Required work: Could you filter the material and copy every line where the word "Mirror" occurs?

==*==

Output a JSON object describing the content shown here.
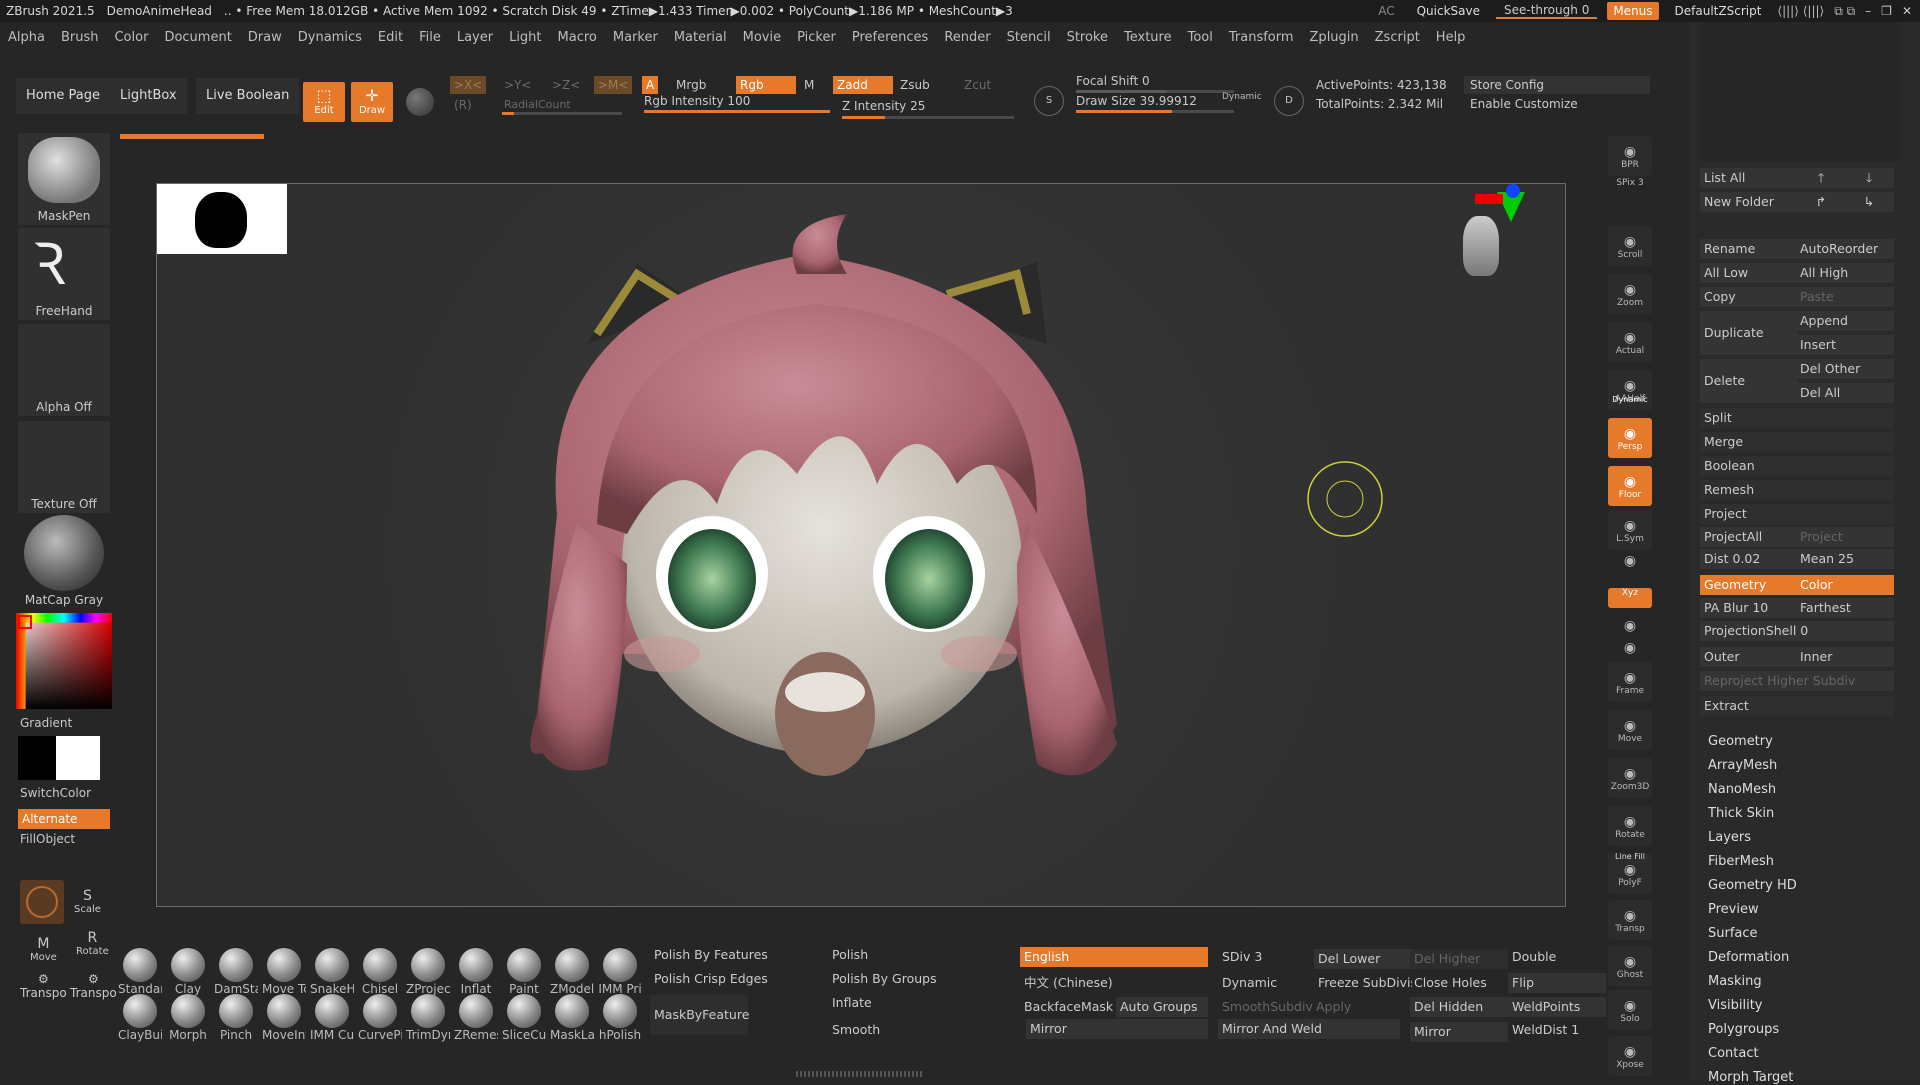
{
  "titlebar": {
    "app": "ZBrush 2021.5",
    "doc": "DemoAnimeHead",
    "stats": ".. • Free Mem 18.012GB • Active Mem 1092 • Scratch Disk 49 • ZTime▶1.433 Timer▶0.002 • PolyCount▶1.186 MP • MeshCount▶3",
    "ac": "AC",
    "quicksave": "QuickSave",
    "seethrough": "See-through",
    "seethrough_value": "0",
    "menus": "Menus",
    "script": "DefaultZScript"
  },
  "menubar": [
    "Alpha",
    "Brush",
    "Color",
    "Document",
    "Draw",
    "Dynamics",
    "Edit",
    "File",
    "Layer",
    "Light",
    "Macro",
    "Marker",
    "Material",
    "Movie",
    "Picker",
    "Preferences",
    "Render",
    "Stencil",
    "Stroke",
    "Texture",
    "Tool",
    "Transform",
    "Zplugin",
    "Zscript",
    "Help"
  ],
  "shelf": {
    "home": "Home Page",
    "lightbox": "LightBox",
    "liveboolean": "Live Boolean",
    "edit": "Edit",
    "draw": "Draw",
    "x": ">X<",
    "y": ">Y<",
    "z": ">Z<",
    "r": "(R)",
    "m": ">M<",
    "radialcount": "RadialCount",
    "a": "A",
    "mrgb": "Mrgb",
    "rgb": "Rgb",
    "mm": "M",
    "zadd": "Zadd",
    "zsub": "Zsub",
    "zcut": "Zcut",
    "rgb_intensity": "Rgb Intensity 100",
    "z_intensity": "Z Intensity 25",
    "rgb_intensity_value": 1.0,
    "z_intensity_value": 0.25,
    "focal_shift": "Focal Shift 0",
    "draw_size": "Draw Size 39.99912",
    "dynamic": "Dynamic",
    "active_points": "ActivePoints: 423,138",
    "total_points": "TotalPoints: 2.342 Mil",
    "store_config": "Store Config",
    "enable_customize": "Enable Customize"
  },
  "lefttray": {
    "brush": "MaskPen",
    "stroke": "FreeHand",
    "alpha": "Alpha Off",
    "texture": "Texture Off",
    "material": "MatCap Gray",
    "gradient": "Gradient",
    "switchcolor": "SwitchColor",
    "alternate": "Alternate",
    "fillobject": "FillObject",
    "scale": "Scale",
    "move": "Move",
    "rotate": "Rotate",
    "transpose1": "Transpo",
    "transpose2": "Transpo"
  },
  "rightbar": [
    "BPR",
    "SPix 3",
    "Scroll",
    "Zoom",
    "Actual",
    "AAHalf",
    "Persp",
    "Floor",
    "L.Sym",
    "",
    "Xyz",
    "",
    "",
    "Frame",
    "Move",
    "Zoom3D",
    "Rotate",
    "PolyF",
    "Transp",
    "Ghost",
    "Solo",
    "Xpose"
  ],
  "rightbar_labels": {
    "dynamic": "Dynamic",
    "linefill": "Line Fill"
  },
  "rpanel": {
    "list_all": "List All",
    "new_folder": "New Folder",
    "rename": "Rename",
    "autoreorder": "AutoReorder",
    "all_low": "All Low",
    "all_high": "All High",
    "copy": "Copy",
    "paste": "Paste",
    "duplicate": "Duplicate",
    "append": "Append",
    "insert": "Insert",
    "delete": "Delete",
    "del_other": "Del Other",
    "del_all": "Del All",
    "split": "Split",
    "merge": "Merge",
    "boolean": "Boolean",
    "remesh": "Remesh",
    "project": "Project",
    "projectall": "ProjectAll",
    "project_history": "Project History",
    "dist": "Dist 0.02",
    "mean": "Mean 25",
    "geometry": "Geometry",
    "color": "Color",
    "pa_blur": "PA Blur 10",
    "farthest": "Farthest",
    "projection_shell": "ProjectionShell 0",
    "outer": "Outer",
    "inner": "Inner",
    "reproject": "Reproject Higher Subdiv",
    "extract": "Extract",
    "sections": [
      "Geometry",
      "ArrayMesh",
      "NanoMesh",
      "Thick Skin",
      "Layers",
      "FiberMesh",
      "Geometry HD",
      "Preview",
      "Surface",
      "Deformation",
      "Masking",
      "Visibility",
      "Polygroups",
      "Contact",
      "Morph Target"
    ]
  },
  "brushes_row1": [
    "Standar",
    "Clay",
    "DamSta",
    "Move Tc",
    "SnakeHc",
    "Chisel",
    "ZProject",
    "Inflat",
    "Paint",
    "ZModel",
    "IMM Pri"
  ],
  "brushes_row2": [
    "ClayBuil",
    "Morph",
    "Pinch",
    "MoveInf",
    "IMM Cu",
    "CurvePi",
    "TrimDyr",
    "ZRemes",
    "SliceCur",
    "MaskLa",
    "hPolish"
  ],
  "bottom": {
    "polish_by_features": "Polish By Features",
    "polish_crisp_edges": "Polish Crisp Edges",
    "maskbyfeature": "MaskByFeature",
    "polish": "Polish",
    "polish_by_groups": "Polish By Groups",
    "inflate": "Inflate",
    "smooth": "Smooth",
    "english": "English",
    "chinese": "中文 (Chinese)",
    "backfacemask": "BackfaceMask",
    "auto_groups": "Auto Groups",
    "mirror": "Mirror",
    "sdiv": "SDiv 3",
    "dynamic": "Dynamic",
    "smoothsubdiv": "SmoothSubdiv",
    "apply": "Apply",
    "mirror_weld": "Mirror And Weld",
    "del_lower": "Del Lower",
    "del_higher": "Del Higher",
    "freeze": "Freeze SubDivision Levels",
    "close_holes": "Close Holes",
    "del_hidden": "Del Hidden",
    "mirror2": "Mirror",
    "double": "Double",
    "flip": "Flip",
    "weldpoints": "WeldPoints",
    "welddist": "WeldDist 1"
  }
}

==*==

Output below:
    "mirror": "Mirror",
    "mirror_weld": "Mirror And Weld",
    "mirror2": "Mirror",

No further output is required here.